If you have children who are old enough to vote, maybe you’ve noticed that they rarely watch the news or read the paper. They’d rather chat with friends on social media. When it comes to politics, they seem disinterested, if not disengaged. Pay closer attention, however, and you’ll discover they’re not apathetic at all; they’re just different. They might not echo the tribal loyalties of their parents’ generation, but they still have democratic spirit — and strong opinions — as we have learned in the office of Heidelberg Mayor Eckart Würzner.
Lying on the banks of the river Neckar, in a steep valley below the Odenwald Mountains, Heidelberg is a gem of a city. It boasts a baroque Old Town and a renaissance castle that was battered by Louis XIV’s artillery in 1693. It was the center of the Romantic Movement in German literature. Until recently, it was the headquarters of US military forces in Europe. It is also a busy and industrious city with 150,000 inhabitants.
In order to understand and meet the needs of Heidelberg citizens, Mayor Würzner and the city council need to hear from them. These days, however, citizens are less inclined to attend public meetings, read the newspaper or listen to public broadcast media. Instead, younger citizens rely on social media to stay informed. They voice their opinions online instead of at city hall, but they still expect the mayor and council to hear what they’re saying.
We learned this in Heidelberg following unanticipated reaction to a proposed multimillion-euro convention center. The council approved the project by a big majority. At first, the public seemed disinterested. But we discovered — only by accident — that voters were talking about it on Facebook. And the opposition appeared strong.
Based on that discovery, the council shelved its plans for a new convention center. And the mayor’s office understood that it needed more reliable ways to monitor and gauge public opinion and sentiment. After researching options for a technology solution, we chose SAS® Social Media Analytics.
What are they thinking?
SAS, whose German headquarters is just upstream of Heidelberg, helps us understand the broad trends in public sentiment expressed on platforms like public Facebook, Flickr, Twitter and YouTube accounts, as well as in blogs and discussion forums.
We only listen to comments expressed in the public domain. There is no invasion of privacy — nor could there be: Germany’s data protection laws are among the strictest in the world.
With social media analytics, we’ve learned that our citizens are less concerned with the big issues and are more concerned with the smaller local topics, such as the quality of playgrounds and streets.
We’ve also learned that while people don’t often respond to direct questions, they do discuss the information we publish.
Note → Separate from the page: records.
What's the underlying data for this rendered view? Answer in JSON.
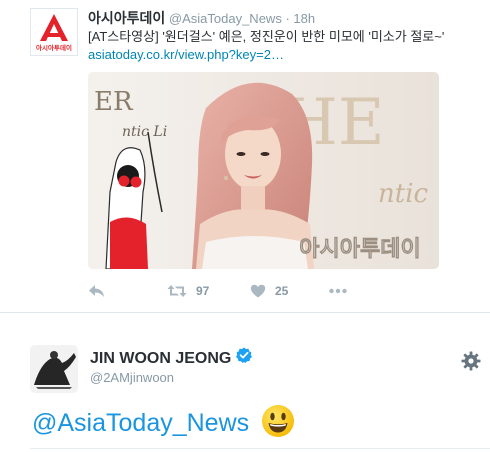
{
  "quoted_tweet": {
    "author_name": "아시아투데이",
    "author_handle": "@AsiaToday_News",
    "separator": "·",
    "time": "18h",
    "logo_caption": "아시아투데이",
    "text": "[AT스타영상] '원더걸스' 예은, 정진운이 반한 미모에 '미소가 절로~'",
    "link": "asiatoday.co.kr/view.php?key=2…",
    "media_watermark": "아시아투데이",
    "media_backdrop_letters": [
      "ER",
      "HE",
      "ntic",
      "ntic Li"
    ],
    "actions": {
      "reply_count": "",
      "retweet_count": "97",
      "like_count": "25"
    }
  },
  "user_tweet": {
    "display_name": "JIN WOON JEONG",
    "handle": "@2AMjinwoon",
    "mention": "@AsiaToday_News"
  },
  "colors": {
    "brand_red": "#e4222b",
    "link_blue": "#0084b4",
    "mention_blue": "#1b95e0",
    "verified_blue": "#1da1f2",
    "muted_gray": "#8899a6",
    "icon_gray": "#aab8c2"
  },
  "icons": {
    "reply": "reply-icon",
    "retweet": "retweet-icon",
    "like": "heart-icon",
    "more": "more-dots-icon",
    "verified": "verified-badge-icon",
    "settings": "gear-icon",
    "emoji": "smiley-emoji-icon"
  }
}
When we announce a project, the volume of Internet traffic goes up.
Fact or fiction?
One drawback we must account for when monitoring social conversations is the fact that information shared by private individuals online is not subject to the same rigorous fact-checking as a newspaper of record or a public broadcaster. It can be difficult to distinguish rumor or opinion from the truth.
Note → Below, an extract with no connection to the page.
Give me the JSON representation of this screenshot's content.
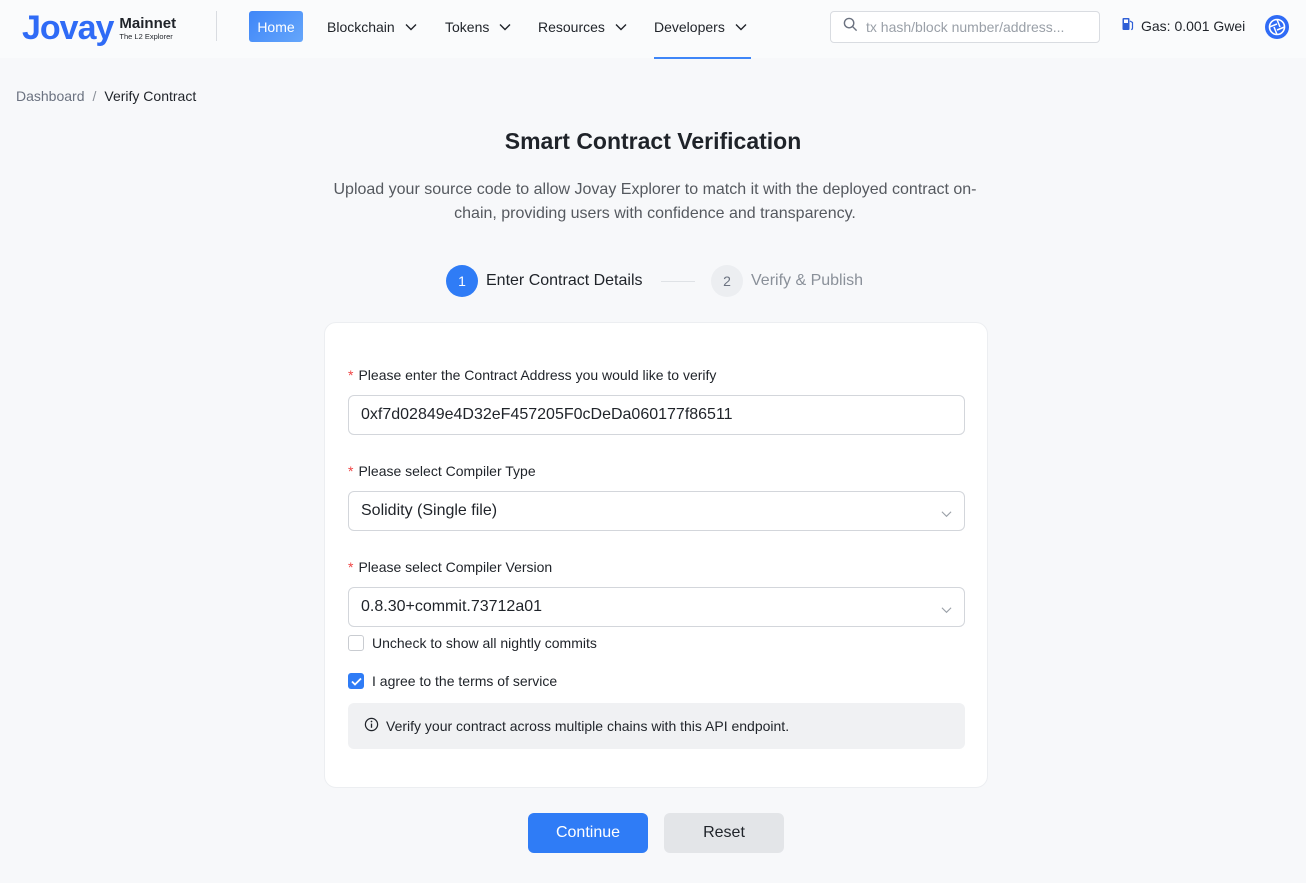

Sentiment expressed in social media revealed that the most vocal campaigns – the “bushfires” – are usually short-lived. Those that do persist, however, can be dangerous. When a campaign of disinformation derails public support for a policy and when rumor turns into urban myth, the public is left disenfranchised. By identifying such trends early, a democratically elected public authority is better placed to reassure the public with reliable information.
Sentiment analysis can help politicians learn how to communicate with the public more effectively. Some words and ideas resonate better than others, sometimes in unexpected ways. Using SAS to find patterns in hundreds of thousands of social media comments, Heidelberg is able to build a “sentiment taxonomy.”
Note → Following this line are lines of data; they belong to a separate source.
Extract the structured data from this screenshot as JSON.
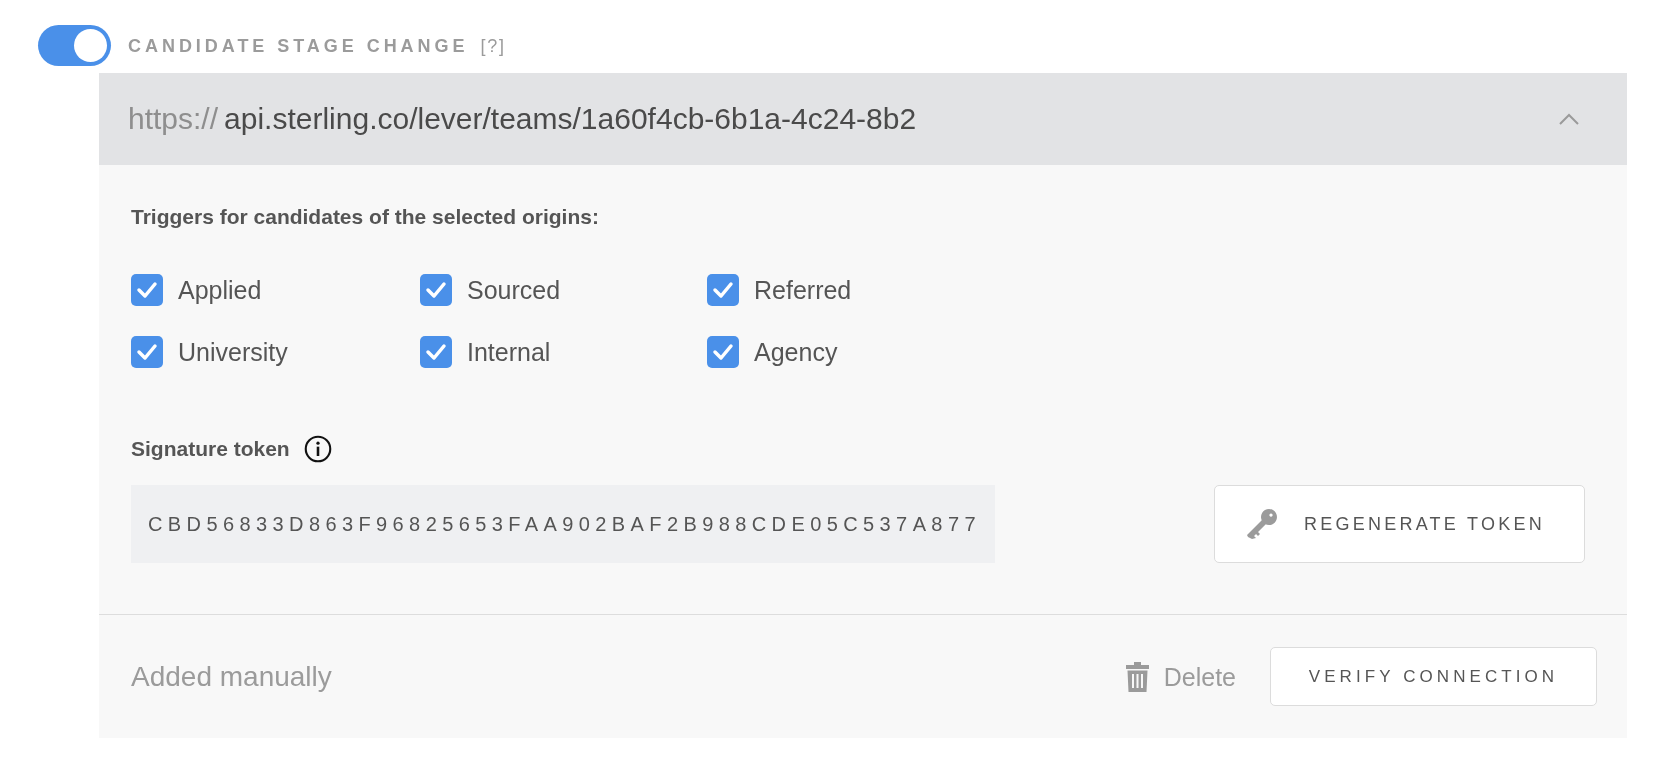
{
  "toggle": {
    "on": true
  },
  "section": {
    "title": "CANDIDATE STAGE CHANGE",
    "help": "[?]"
  },
  "header": {
    "url_scheme": "https://",
    "url": "api.sterling.co/lever/teams/1a60f4cb-6b1a-4c24-8b2",
    "expanded": true
  },
  "origins": {
    "heading": "Triggers for candidates of the selected origins:",
    "items": [
      {
        "label": "Applied",
        "checked": true
      },
      {
        "label": "Sourced",
        "checked": true
      },
      {
        "label": "Referred",
        "checked": true
      },
      {
        "label": "University",
        "checked": true
      },
      {
        "label": "Internal",
        "checked": true
      },
      {
        "label": "Agency",
        "checked": true
      }
    ]
  },
  "signature_token": {
    "label": "Signature token",
    "value": "CBD56833D863F96825653FAA902BAF2B988CDE05C537A877",
    "regenerate_button": "REGENERATE TOKEN"
  },
  "footer": {
    "source": "Added manually",
    "delete_button": "Delete",
    "verify_button": "VERIFY CONNECTION"
  }
}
For example, when we stated that the mayor “warrants” privatization of Heidelberg’s water supply, our text analysis of social media discussions revealed negative sentiment toward the word “warrants.” So now we avoid it. On the other hand, if we state that someone “succeeded” in growing several tons of cannabis in Heidelberg, the sentiment is positive — which is unfortunate, because it is strictly illegal to grow cannabis in Heildelberg!
With social media analytics, we hear the voice of the people, we dispel rumors and disinformation and we inform our citizens as they make up their own minds about the issues they care about.